▶ **Exercise**
Return, from the listing below, each line where the word "chevron" appears.

*** Records provided ***

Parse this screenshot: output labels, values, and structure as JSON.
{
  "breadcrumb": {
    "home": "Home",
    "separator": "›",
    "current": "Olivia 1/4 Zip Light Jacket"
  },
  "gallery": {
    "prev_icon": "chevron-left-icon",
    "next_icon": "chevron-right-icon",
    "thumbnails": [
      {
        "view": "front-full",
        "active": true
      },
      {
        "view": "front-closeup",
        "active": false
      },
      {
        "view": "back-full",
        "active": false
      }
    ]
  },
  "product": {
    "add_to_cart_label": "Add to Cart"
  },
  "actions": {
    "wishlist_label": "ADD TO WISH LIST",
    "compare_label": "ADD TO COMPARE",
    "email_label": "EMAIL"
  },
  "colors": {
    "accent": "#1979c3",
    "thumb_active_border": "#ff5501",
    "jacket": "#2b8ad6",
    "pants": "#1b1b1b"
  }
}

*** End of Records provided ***

▶ **Expected answer**
    "prev_icon": "chevron-left-icon",
    "next_icon": "chevron-right-icon",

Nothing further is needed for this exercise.